    Another benefit to any enhancement program that you may decide to take on, is to have one or more professional people involved in your project. For fish habitat enhancement or riparian plantings, this can narrow the field to those that have both the experience and knowledge of how to go about things. This can be a major benefit.

    Sometimes, when the challenge of getting the ball rolling on a worthwhile project gets me down, I think of the old adage; “Where There’s a Will — There’s a Way”. In my own experience this is very true and it has helped keep me going over the years.

TU Conducting Spawning Survey on West Nose Creek

    Over the past few years, Bow Valley Habitat Development has been collaborating with the head office of Trout Unlimited and the Bow River Chapter of TU. The cooperation is directed towards organizing a join effort at planning some worthwhile projects for West Nose Creek.

    Information sharing is a large part of this partnership.

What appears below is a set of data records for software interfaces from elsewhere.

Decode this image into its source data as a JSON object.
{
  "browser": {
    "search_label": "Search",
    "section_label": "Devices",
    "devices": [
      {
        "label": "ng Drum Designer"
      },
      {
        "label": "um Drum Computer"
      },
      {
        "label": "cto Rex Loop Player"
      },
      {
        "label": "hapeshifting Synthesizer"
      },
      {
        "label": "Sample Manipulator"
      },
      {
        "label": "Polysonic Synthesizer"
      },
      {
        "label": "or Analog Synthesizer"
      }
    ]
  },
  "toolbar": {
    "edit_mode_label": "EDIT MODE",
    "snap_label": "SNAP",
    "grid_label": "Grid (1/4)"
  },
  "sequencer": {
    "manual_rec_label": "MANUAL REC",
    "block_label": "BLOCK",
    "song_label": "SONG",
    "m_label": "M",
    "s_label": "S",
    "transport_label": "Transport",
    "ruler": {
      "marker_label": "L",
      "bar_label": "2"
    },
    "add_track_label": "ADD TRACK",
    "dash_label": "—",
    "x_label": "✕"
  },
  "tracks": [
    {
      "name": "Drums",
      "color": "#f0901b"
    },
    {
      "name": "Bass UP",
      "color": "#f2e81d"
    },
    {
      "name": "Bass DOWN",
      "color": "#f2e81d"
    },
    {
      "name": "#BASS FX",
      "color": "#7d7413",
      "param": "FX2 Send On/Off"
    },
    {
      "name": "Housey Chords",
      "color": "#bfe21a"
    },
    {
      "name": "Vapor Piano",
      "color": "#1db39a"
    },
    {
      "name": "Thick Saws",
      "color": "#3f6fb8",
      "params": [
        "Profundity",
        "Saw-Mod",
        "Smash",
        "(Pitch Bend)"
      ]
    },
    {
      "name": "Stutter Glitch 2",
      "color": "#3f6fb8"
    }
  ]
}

I was really please to hear that this fall, Elliot Lindsay and

volunteers from the Bow River Chapter are conducting a spawning survey on West Nose Creek, in the City of Calgary.

    Last year, I sent a report on the findings of BVHD’s spawning survey on to both the head office and the Calgary Chapter for review. Elliot Lindsay shared some of his survey work with BVHD. Since that first cooperative effort, more information on the West Nose Creek has

exchanged  hands.

   This information sharing is the first step in growing the scope of the West Nose Creek trout fishery restoration program. The more people and groups involved, the faster the creek will see some real change.

    It is my hope that the findings from the Trout Unlimited survey will be ready by the end of November, so I can include this information in the December magazine.